I co-founded Afton Tickets in 2012 with my wife Amelia Kintz. As event organizers and concert producers ourselves, we wanted to build a ticketing company that focused on event organizers and the end-user, aka the event attendees. I wanted to briefly talk about our company’s beliefs and core principles, and share the “why” behind everything we do.
Our mission: Afton Tickets. Where Event Organizers and their attendees exist as people, not ticket sales.
There is a huge disconnect in the ticketing industry between the large ticket companies and the end-user, aka the event attendee. Ticket companies make deals with their clients, the event organizers, regarding service fees without keeping the customer in mind. I’ve talked to many large venue owners who don’t even know what their service fees cost their customers! They are shocked when I tell them I just bought a $20 ticket with a $10.50 service fee. Service fees are 25% to 50% of the ticket face value for most concerts and larger events.

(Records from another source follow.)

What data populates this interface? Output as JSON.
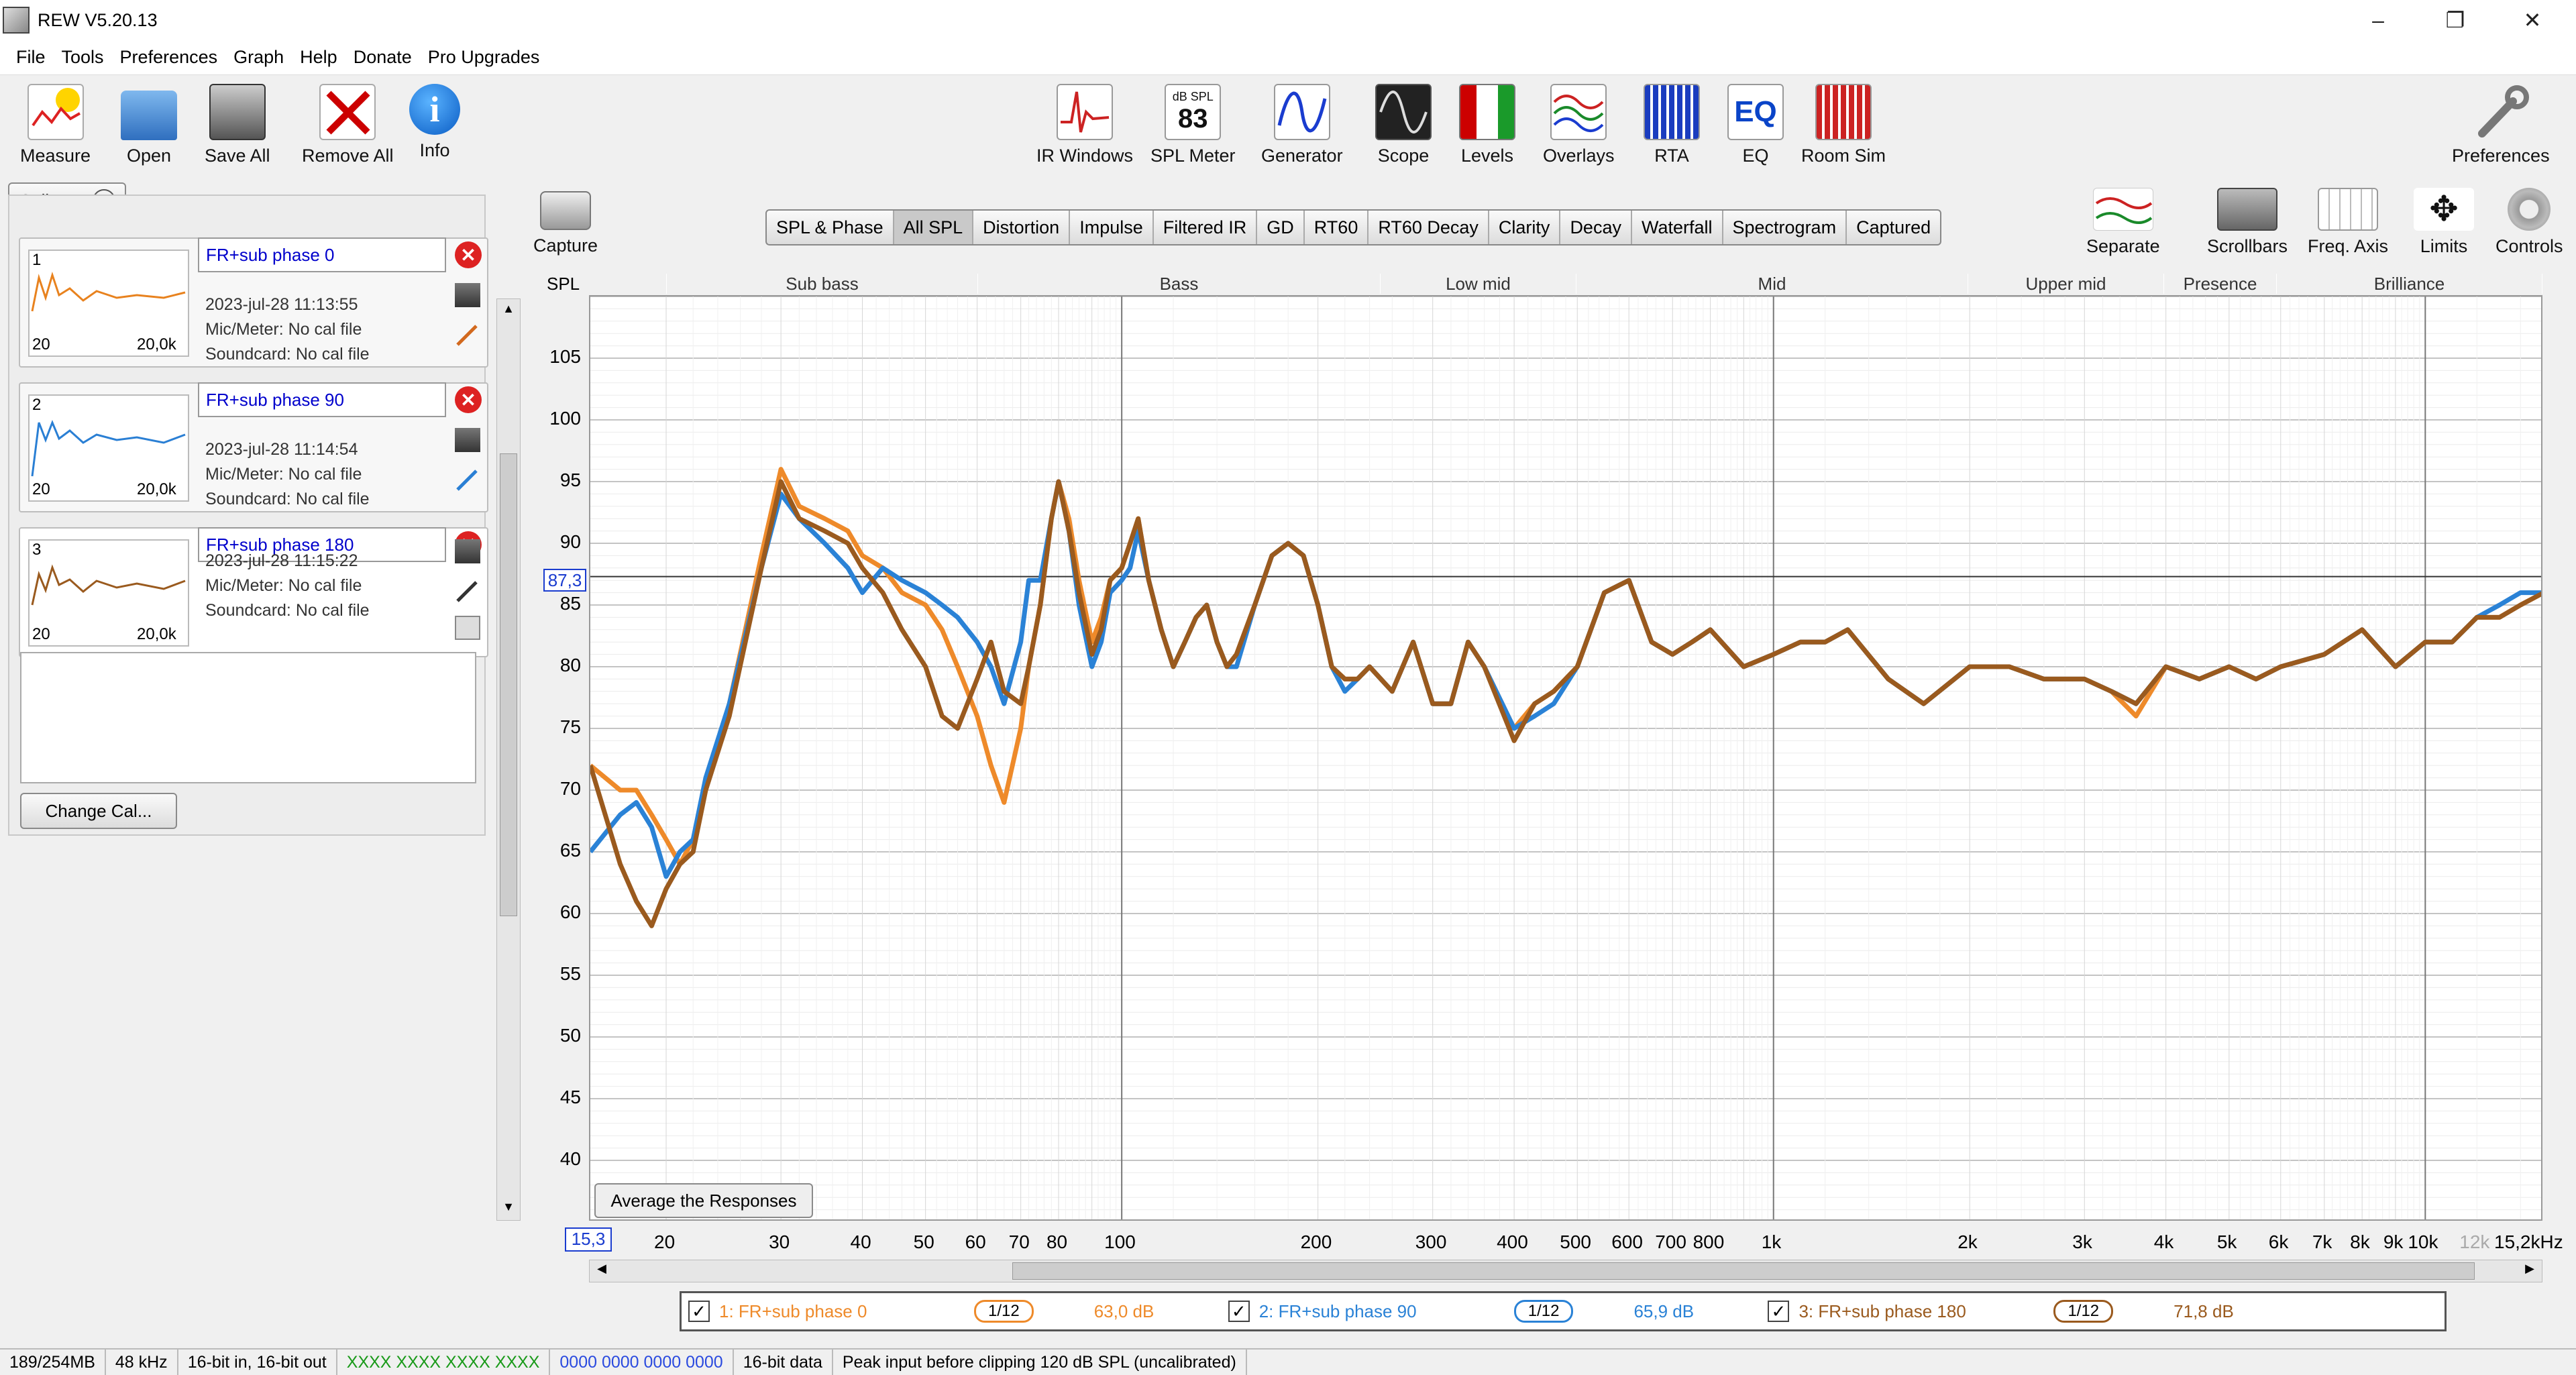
{
  "window": {
    "title": "REW V5.20.13",
    "minimize": "–",
    "restore": "❐",
    "close": "✕"
  },
  "menu": [
    "File",
    "Tools",
    "Preferences",
    "Graph",
    "Help",
    "Donate",
    "Pro Upgrades"
  ],
  "toolbar_left": [
    {
      "label": "Measure",
      "icon": "measure-icon"
    },
    {
      "label": "Open",
      "icon": "folder-icon"
    },
    {
      "label": "Save All",
      "icon": "save-icon"
    },
    {
      "label": "Remove All",
      "icon": "remove-icon"
    },
    {
      "label": "Info",
      "icon": "info-icon"
    }
  ],
  "toolbar_center": [
    {
      "label": "IR Windows",
      "icon": "ir-windows-icon"
    },
    {
      "label": "SPL Meter",
      "icon": "spl-meter-icon"
    },
    {
      "label": "Generator",
      "icon": "generator-icon"
    },
    {
      "label": "Scope",
      "icon": "scope-icon"
    },
    {
      "label": "Levels",
      "icon": "levels-icon"
    },
    {
      "label": "Overlays",
      "icon": "overlays-icon"
    },
    {
      "label": "RTA",
      "icon": "rta-icon"
    },
    {
      "label": "EQ",
      "icon": "eq-icon"
    },
    {
      "label": "Room Sim",
      "icon": "room-sim-icon"
    }
  ],
  "spl_meter_icon": {
    "unit": "dB SPL",
    "value": "83"
  },
  "eq_icon_text": "EQ",
  "preferences_label": "Preferences",
  "collapse_label": "Collapse",
  "measurements": [
    {
      "num": "1",
      "name": "FR+sub phase 0",
      "date": "2023-jul-28 11:13:55",
      "mic": "Mic/Meter: No cal file",
      "soundcard": "Soundcard: No cal file",
      "x0": "20",
      "x1": "20,0k",
      "color": "#e8821e"
    },
    {
      "num": "2",
      "name": "FR+sub phase 90",
      "date": "2023-jul-28 11:14:54",
      "mic": "Mic/Meter: No cal file",
      "soundcard": "Soundcard: No cal file",
      "x0": "20",
      "x1": "20,0k",
      "color": "#2a7fd4"
    },
    {
      "num": "3",
      "name": "FR+sub phase 180",
      "date": "2023-jul-28 11:15:22",
      "mic": "Mic/Meter: No cal file",
      "soundcard": "Soundcard: No cal file",
      "x0": "20",
      "x1": "20,0k",
      "color": "#9a5a1e"
    }
  ],
  "change_cal_label": "Change Cal...",
  "capture_label": "Capture",
  "graph_tabs": [
    "SPL & Phase",
    "All SPL",
    "Distortion",
    "Impulse",
    "Filtered IR",
    "GD",
    "RT60",
    "RT60 Decay",
    "Clarity",
    "Decay",
    "Waterfall",
    "Spectrogram",
    "Captured"
  ],
  "selected_tab": "All SPL",
  "right_tools": [
    {
      "label": "Separate",
      "icon": "separate-icon"
    },
    {
      "label": "Scrollbars",
      "icon": "scrollbars-icon"
    },
    {
      "label": "Freq. Axis",
      "icon": "freq-axis-icon"
    },
    {
      "label": "Limits",
      "icon": "limits-icon"
    },
    {
      "label": "Controls",
      "icon": "controls-icon"
    }
  ],
  "spl_label": "SPL",
  "bands": [
    {
      "name": "",
      "color": "#f5a6d0"
    },
    {
      "name": "Sub bass",
      "color": "#f0989c"
    },
    {
      "name": "Bass",
      "color": "#f8d98c"
    },
    {
      "name": "Low mid",
      "color": "#d2e690"
    },
    {
      "name": "Mid",
      "color": "#a6dea6"
    },
    {
      "name": "Upper mid",
      "color": "#a8dcd6"
    },
    {
      "name": "Presence",
      "color": "#a9bde8"
    },
    {
      "name": "Brilliance",
      "color": "#b9a7da"
    }
  ],
  "cursor_readout": "87,3",
  "x_start_readout": "15,3",
  "average_button": "Average the Responses",
  "chart_data": {
    "type": "line",
    "xscale": "log",
    "xlim": [
      15.3,
      15200
    ],
    "ylim": [
      35,
      110
    ],
    "yticks": [
      "105",
      "100",
      "95",
      "90",
      "85",
      "80",
      "75",
      "70",
      "65",
      "60",
      "55",
      "50",
      "45",
      "40"
    ],
    "xticks": [
      "20",
      "30",
      "40",
      "50",
      "60",
      "70",
      "80",
      "100",
      "200",
      "300",
      "400",
      "500",
      "600",
      "700",
      "800",
      "1k",
      "2k",
      "3k",
      "4k",
      "5k",
      "6k",
      "7k",
      "8k",
      "9k",
      "10k",
      "12k",
      "15,2kHz"
    ],
    "cursor_y": 87.3,
    "series": [
      {
        "name": "1: FR+sub phase 0",
        "color": "#ee8a2a",
        "x": [
          15.3,
          17,
          18,
          19,
          20,
          21,
          22,
          23,
          25,
          28,
          30,
          32,
          35,
          38,
          40,
          43,
          46,
          50,
          53,
          56,
          60,
          63,
          66,
          70,
          72,
          75,
          78,
          80,
          83,
          86,
          90,
          93,
          96,
          100,
          103,
          106,
          110,
          115,
          120,
          125,
          130,
          135,
          140,
          145,
          150,
          160,
          170,
          180,
          190,
          200,
          210,
          220,
          230,
          240,
          260,
          280,
          300,
          320,
          340,
          360,
          400,
          430,
          460,
          500,
          550,
          600,
          650,
          700,
          750,
          800,
          900,
          1000,
          1100,
          1200,
          1300,
          1500,
          1700,
          2000,
          2300,
          2600,
          3000,
          3300,
          3600,
          4000,
          4500,
          5000,
          5500,
          6000,
          7000,
          8000,
          9000,
          10000,
          11000,
          12000,
          13000,
          14000,
          15200
        ],
        "y": [
          72,
          70,
          70,
          68,
          66,
          64,
          66,
          70,
          77,
          89,
          96,
          93,
          92,
          91,
          89,
          88,
          86,
          85,
          83,
          80,
          76,
          72,
          69,
          75,
          80,
          85,
          92,
          95,
          92,
          87,
          82,
          84,
          87,
          88,
          90,
          92,
          87,
          83,
          80,
          82,
          84,
          85,
          82,
          80,
          81,
          85,
          89,
          90,
          89,
          85,
          80,
          79,
          79,
          80,
          78,
          82,
          77,
          77,
          82,
          80,
          75,
          77,
          78,
          80,
          86,
          87,
          82,
          81,
          82,
          83,
          80,
          81,
          82,
          82,
          83,
          79,
          77,
          80,
          80,
          79,
          79,
          78,
          76,
          80,
          79,
          80,
          79,
          80,
          81,
          83,
          80,
          82,
          82,
          84,
          84,
          85,
          86
        ]
      },
      {
        "name": "2: FR+sub phase 90",
        "color": "#2a82d6",
        "x": [
          15.3,
          17,
          18,
          19,
          20,
          21,
          22,
          23,
          25,
          28,
          30,
          32,
          35,
          38,
          40,
          43,
          46,
          50,
          53,
          56,
          60,
          63,
          66,
          70,
          72,
          75,
          78,
          80,
          83,
          86,
          90,
          93,
          96,
          100,
          103,
          106,
          110,
          115,
          120,
          125,
          130,
          135,
          140,
          145,
          150,
          160,
          170,
          180,
          190,
          200,
          210,
          220,
          230,
          240,
          260,
          280,
          300,
          320,
          340,
          360,
          400,
          430,
          460,
          500,
          550,
          600,
          650,
          700,
          750,
          800,
          900,
          1000,
          1100,
          1200,
          1300,
          1500,
          1700,
          2000,
          2300,
          2600,
          3000,
          3300,
          3600,
          4000,
          4500,
          5000,
          5500,
          6000,
          7000,
          8000,
          9000,
          10000,
          11000,
          12000,
          13000,
          14000,
          15200
        ],
        "y": [
          65,
          68,
          69,
          67,
          63,
          65,
          66,
          71,
          77,
          88,
          94,
          92,
          90,
          88,
          86,
          88,
          87,
          86,
          85,
          84,
          82,
          80,
          77,
          82,
          87,
          87,
          92,
          95,
          91,
          85,
          80,
          82,
          86,
          87,
          88,
          91,
          87,
          83,
          80,
          82,
          84,
          85,
          82,
          80,
          80,
          85,
          89,
          90,
          89,
          85,
          80,
          78,
          79,
          80,
          78,
          82,
          77,
          77,
          82,
          80,
          75,
          76,
          77,
          80,
          86,
          87,
          82,
          81,
          82,
          83,
          80,
          81,
          82,
          82,
          83,
          79,
          77,
          80,
          80,
          79,
          79,
          78,
          77,
          80,
          79,
          80,
          79,
          80,
          81,
          83,
          80,
          82,
          82,
          84,
          85,
          86,
          86
        ]
      },
      {
        "name": "3: FR+sub phase 180",
        "color": "#9a5a1e",
        "x": [
          15.3,
          17,
          18,
          19,
          20,
          21,
          22,
          23,
          25,
          28,
          30,
          32,
          35,
          38,
          40,
          43,
          46,
          50,
          53,
          56,
          60,
          63,
          66,
          70,
          72,
          75,
          78,
          80,
          83,
          86,
          90,
          93,
          96,
          100,
          103,
          106,
          110,
          115,
          120,
          125,
          130,
          135,
          140,
          145,
          150,
          160,
          170,
          180,
          190,
          200,
          210,
          220,
          230,
          240,
          260,
          280,
          300,
          320,
          340,
          360,
          400,
          430,
          460,
          500,
          550,
          600,
          650,
          700,
          750,
          800,
          900,
          1000,
          1100,
          1200,
          1300,
          1500,
          1700,
          2000,
          2300,
          2600,
          3000,
          3300,
          3600,
          4000,
          4500,
          5000,
          5500,
          6000,
          7000,
          8000,
          9000,
          10000,
          11000,
          12000,
          13000,
          14000,
          15200
        ],
        "y": [
          72,
          64,
          61,
          59,
          62,
          64,
          65,
          70,
          76,
          88,
          95,
          92,
          91,
          90,
          88,
          86,
          83,
          80,
          76,
          75,
          79,
          82,
          78,
          77,
          80,
          85,
          92,
          95,
          91,
          86,
          81,
          83,
          87,
          88,
          90,
          92,
          87,
          83,
          80,
          82,
          84,
          85,
          82,
          80,
          81,
          85,
          89,
          90,
          89,
          85,
          80,
          79,
          79,
          80,
          78,
          82,
          77,
          77,
          82,
          80,
          74,
          77,
          78,
          80,
          86,
          87,
          82,
          81,
          82,
          83,
          80,
          81,
          82,
          82,
          83,
          79,
          77,
          80,
          80,
          79,
          79,
          78,
          77,
          80,
          79,
          80,
          79,
          80,
          81,
          83,
          80,
          82,
          82,
          84,
          84,
          85,
          86
        ]
      }
    ]
  },
  "legend": [
    {
      "label": "1: FR+sub phase 0",
      "smoothing": "1/12",
      "db": "63,0 dB",
      "color": "#ee8a2a"
    },
    {
      "label": "2: FR+sub phase 90",
      "smoothing": "1/12",
      "db": "65,9 dB",
      "color": "#2a82d6"
    },
    {
      "label": "3: FR+sub phase 180",
      "smoothing": "1/12",
      "db": "71,8 dB",
      "color": "#9a5a1e"
    }
  ],
  "status": [
    "189/254MB",
    "48 kHz",
    "16-bit in, 16-bit out",
    "XXXX XXXX  XXXX XXXX",
    "0000 0000  0000 0000",
    "16-bit data",
    "Peak input before clipping 120 dB SPL (uncalibrated)"
  ]
}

How Did Service Fees get so High?
Every consumer hates high service fees, and event organizers know that. So then, how does this happen? Because typically, the end user is forgotten and not brought into the equation. Deals are setup between the large ticket companies and the event organizer. Without that focus on the event attendee, decisions are made that result in long entry lines, clunky processes for customers on will call or customers that lost their ticket, harsh customer service policies, and high, exorbitant service fees.
Tickets for the People.
At Afton Tickets, we believe that you can treat both the client and the end user better. Tickets for the people. Democratized, not monopolized.
The client should be able to decide on their own transfer and refund policy – not the ticket company. After all, it’s their event. I bought tickets to an event that was canceled due to the artist getting sick. The ticket company emailed me the reschedule date. Unfortunately about 3 weeks prior to the concert, I could not secure childcare for the new date. So I emailed the ticket company asking to refund my ticket as that was what they offered in their original reschedule email. They told me the “fine print” if I had clicked the terms link in that email stated I had only 7 days to request a reschedule. They did not make that clear in the email, but as a result, I was out on two tickets $80 plus their $32 in service fees.
The client should also be able to decide if they want fair and low service fees, so they can pass those savings onto the customer. Many times, large ticket companies give huge upfront signing bonuses to the music venue and what they call a “profit share” on service fees. But in reality, the ticket company simply increases their service fee by 50% or sometimes even 100% in order to pay the music venue what they promised. Nothing was coming out of the ticket companies cut to give these perks to the venue – the customers are now just paying a premium to fund the promises the ticket company made to the venue. Shouldn’t a true “profit share” be a share of the ticket company’s normal service fee? Should a conversation happen between ticket company and event organizer on what the impact to the end customer is going to be if the service fee is increased from $3.50 per ticket to $8.75 per ticket?
We believe that the end user (event attendee) deserves 5-star customer service, and a team that will work hard to advocate for what’s fair in the given situation. There have been times where I’ve refunded a customer out of my own pocket because I felt the situation warranted it.
The client deserves direct phone and in-person support from their ticket company when they need it, especially during an emergency. Clients deserve to have changes or updates to their ticketing link right when they need it, not 4 days later. When we book national touring bands, it sometimes takes 3-4 days for the club’s ticketing company to make a small change to the ticket link or to create a promo code for me.
At Afton Tickets, we commit to do better. That’s why I started this company with my wife Amelia. To provide better solutions, at a lower cost, and to give white glove service to our clients and our ticket purchasers.
Some larger ticket companies have slowly started to address these issues. But the problem is, they are huge corporations that are used to high profits, and it’s hard for them to quickly make changes when they’ve operated this way for so many years.
It’s hard for a ticket company with 800 or 5,000 employees to quickly adapt and vastly transform their core business model in order to treat their event organizers and the event attendee better.
We are fortunate enough to be able to listen to our clients and our ticket customers on a 1-on-1 basis, and then quickly adapt to their needs. We can optimize every facet of our system, our service, and our operations 10x faster. Which is a key reason so many clients are making the switch over to us. There’s a better way to do ticketing, and as we continue to grow we commit to hold on tight to everything we believe in now, and believed in back when we started this journey.
Thank you to every event organizer, cashier, ticket taker, and event attendee that joins us on this wonderful ride.